Where can you find a really, really big tree in Himeji city?
You can’t. The City would like you to believe that a standing, living tree does not create jobs. But cutting one down does. And for the past few years I have borne sad witness to an industry that has turned tree doctoring into ‘tree butchering.’
Before the relentless summer heat arrives, small trucks of hard-hatted men with chainsaws disperse throughout our city shaving and snipping, chopping and chipping, wiping out the very shade and oxygen-giving botanicals that we need!
Yet in this sprawling western Japanese city, unplanned and mismatched in every sense of the architectural word, small green spaces exist. They are pockets of calm, oases, where a forest giant or two rises, birds congregate, highschool kids smooch and elderly toss coins, clap their hands and bow into the warm, fragrant depths of Shinto shrines.

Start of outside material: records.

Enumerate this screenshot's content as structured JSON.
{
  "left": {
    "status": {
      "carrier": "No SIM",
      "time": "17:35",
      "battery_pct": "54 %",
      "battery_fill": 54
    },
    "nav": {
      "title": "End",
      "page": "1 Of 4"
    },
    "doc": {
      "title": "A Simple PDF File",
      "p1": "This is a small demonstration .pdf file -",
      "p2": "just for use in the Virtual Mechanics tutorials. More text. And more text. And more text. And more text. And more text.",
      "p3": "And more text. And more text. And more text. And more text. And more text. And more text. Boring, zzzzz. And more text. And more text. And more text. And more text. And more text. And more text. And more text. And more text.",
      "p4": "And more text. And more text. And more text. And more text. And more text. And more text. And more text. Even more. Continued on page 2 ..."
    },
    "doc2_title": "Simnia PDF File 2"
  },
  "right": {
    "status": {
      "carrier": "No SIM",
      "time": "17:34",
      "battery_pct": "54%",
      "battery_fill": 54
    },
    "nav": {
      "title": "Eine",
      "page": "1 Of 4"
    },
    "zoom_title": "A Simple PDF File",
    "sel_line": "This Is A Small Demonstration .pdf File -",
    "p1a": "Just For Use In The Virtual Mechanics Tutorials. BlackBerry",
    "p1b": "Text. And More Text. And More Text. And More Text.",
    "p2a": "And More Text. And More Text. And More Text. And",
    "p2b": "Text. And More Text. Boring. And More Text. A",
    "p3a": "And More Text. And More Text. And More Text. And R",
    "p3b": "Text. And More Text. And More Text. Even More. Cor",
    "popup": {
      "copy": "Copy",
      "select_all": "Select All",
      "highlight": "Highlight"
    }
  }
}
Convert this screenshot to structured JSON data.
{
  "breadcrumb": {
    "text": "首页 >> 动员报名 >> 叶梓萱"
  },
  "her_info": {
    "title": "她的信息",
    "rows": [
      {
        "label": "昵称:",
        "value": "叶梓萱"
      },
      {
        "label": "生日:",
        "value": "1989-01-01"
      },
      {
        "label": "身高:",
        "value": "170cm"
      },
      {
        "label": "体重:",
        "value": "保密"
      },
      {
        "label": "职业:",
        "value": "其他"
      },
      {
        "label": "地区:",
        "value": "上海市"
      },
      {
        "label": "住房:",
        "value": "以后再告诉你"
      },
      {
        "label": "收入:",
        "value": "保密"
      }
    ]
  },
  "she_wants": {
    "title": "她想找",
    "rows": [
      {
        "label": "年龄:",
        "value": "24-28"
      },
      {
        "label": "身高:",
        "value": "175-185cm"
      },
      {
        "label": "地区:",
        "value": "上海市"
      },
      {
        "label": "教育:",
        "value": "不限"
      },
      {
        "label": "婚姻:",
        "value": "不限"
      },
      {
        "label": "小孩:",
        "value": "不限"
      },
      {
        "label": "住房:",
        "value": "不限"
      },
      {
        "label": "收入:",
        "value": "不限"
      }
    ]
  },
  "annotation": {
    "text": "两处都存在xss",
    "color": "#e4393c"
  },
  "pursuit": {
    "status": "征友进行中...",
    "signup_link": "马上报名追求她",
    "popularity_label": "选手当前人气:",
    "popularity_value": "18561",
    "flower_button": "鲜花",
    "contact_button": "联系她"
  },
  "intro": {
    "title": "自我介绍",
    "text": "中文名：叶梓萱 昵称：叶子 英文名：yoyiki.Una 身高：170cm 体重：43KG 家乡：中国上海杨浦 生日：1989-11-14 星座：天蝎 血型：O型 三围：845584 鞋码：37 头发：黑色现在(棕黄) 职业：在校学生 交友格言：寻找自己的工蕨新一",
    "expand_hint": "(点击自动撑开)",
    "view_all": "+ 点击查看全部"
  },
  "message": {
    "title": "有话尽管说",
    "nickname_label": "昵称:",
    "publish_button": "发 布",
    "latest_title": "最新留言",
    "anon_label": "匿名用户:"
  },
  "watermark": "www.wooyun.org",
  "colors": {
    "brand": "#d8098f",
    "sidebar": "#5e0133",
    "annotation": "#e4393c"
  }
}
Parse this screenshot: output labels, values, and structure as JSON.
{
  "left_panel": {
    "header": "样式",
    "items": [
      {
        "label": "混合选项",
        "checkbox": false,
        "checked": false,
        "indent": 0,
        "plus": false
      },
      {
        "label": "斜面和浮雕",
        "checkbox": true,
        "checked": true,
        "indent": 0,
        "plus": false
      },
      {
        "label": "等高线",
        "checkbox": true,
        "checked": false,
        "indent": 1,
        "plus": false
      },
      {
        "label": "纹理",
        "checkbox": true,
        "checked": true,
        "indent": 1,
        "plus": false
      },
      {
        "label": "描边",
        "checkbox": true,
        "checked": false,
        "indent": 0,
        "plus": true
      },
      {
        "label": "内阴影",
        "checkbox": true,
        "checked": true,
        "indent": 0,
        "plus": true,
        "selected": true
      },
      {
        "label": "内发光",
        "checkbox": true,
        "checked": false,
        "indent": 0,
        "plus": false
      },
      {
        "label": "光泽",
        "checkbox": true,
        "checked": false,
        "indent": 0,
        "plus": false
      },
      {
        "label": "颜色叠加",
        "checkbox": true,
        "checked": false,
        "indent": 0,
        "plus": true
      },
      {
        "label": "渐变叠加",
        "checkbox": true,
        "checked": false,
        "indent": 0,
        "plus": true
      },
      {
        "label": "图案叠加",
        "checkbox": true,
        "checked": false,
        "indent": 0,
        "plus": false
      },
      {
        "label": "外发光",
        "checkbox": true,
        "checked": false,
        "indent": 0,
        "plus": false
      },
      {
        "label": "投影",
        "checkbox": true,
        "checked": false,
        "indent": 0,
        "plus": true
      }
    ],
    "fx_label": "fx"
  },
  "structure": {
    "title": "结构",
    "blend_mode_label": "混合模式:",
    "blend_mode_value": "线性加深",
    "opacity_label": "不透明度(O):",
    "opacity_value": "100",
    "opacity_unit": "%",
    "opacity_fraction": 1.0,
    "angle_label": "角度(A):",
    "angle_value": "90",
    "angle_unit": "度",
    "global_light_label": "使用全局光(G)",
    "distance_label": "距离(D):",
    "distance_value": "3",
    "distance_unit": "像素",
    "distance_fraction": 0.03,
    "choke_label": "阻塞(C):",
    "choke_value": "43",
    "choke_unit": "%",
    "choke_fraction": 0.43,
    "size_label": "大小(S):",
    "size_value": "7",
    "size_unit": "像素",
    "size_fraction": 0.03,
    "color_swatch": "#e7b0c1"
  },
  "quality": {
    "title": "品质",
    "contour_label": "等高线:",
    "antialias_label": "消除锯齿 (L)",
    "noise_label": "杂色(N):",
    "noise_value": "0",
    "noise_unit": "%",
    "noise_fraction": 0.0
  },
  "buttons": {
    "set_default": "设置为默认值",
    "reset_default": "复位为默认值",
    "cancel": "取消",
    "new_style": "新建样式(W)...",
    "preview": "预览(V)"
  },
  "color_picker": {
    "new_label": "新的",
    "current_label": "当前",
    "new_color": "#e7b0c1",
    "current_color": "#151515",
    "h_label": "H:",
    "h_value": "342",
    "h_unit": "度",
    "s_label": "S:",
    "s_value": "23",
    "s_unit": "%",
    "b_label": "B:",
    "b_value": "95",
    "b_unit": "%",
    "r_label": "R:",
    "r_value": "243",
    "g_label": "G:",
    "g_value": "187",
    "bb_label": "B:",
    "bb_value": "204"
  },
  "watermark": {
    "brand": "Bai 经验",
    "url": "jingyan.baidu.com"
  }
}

That’s right, I’m talking about the abode of the Gods: Shinto shrines.
My local shrine sits on a tiny knoll cut off from the world by a rice paddy sluiceway and a luxuriant wall of foliage. Out of this rise two enormous kusunoki (camphor trees) and at the foot of them stands an old weathered Shinto shrine, pelted by bird poop and succumbing to creeping moss.
It is the quietest place in the Good Hood, a traditional neighborhood north of Himeji Castle and my home away from Australia for the past 14 years.
So there I sat this morning, on a poop-pelted bench, watching feathers and fruit stones fall from the canopy and shafts of morning sunshine illuminate patches of fiery red spider lilies. Beetles whirred and butterflies flitted through the undergrowth.
The reason such life exists is because the grounds of a Shinto shrine are sacred turf--off limits to the little men in hardhats with the biting saws and stinging blades. Trees are the realm of Shinto gods. They are untouchable.
My troubles dissolved, I left through the torii (Shinto gateway) refreshed, my mind emptied and at ease, ready for the surge of new knowledge, stimulation and stress that each day brings living in Japan--a country which, despite its traditions, prides itself on living at light-speed.
Next week: The Good Hood celebrates Autumn with colour, noise and plenty of hops.
What is the essence of a traditional Japanese neighbourhood? Writing from my home in Himeji, a castle town in western Honshu, Seaweed Salad Days distills, ferments, presents!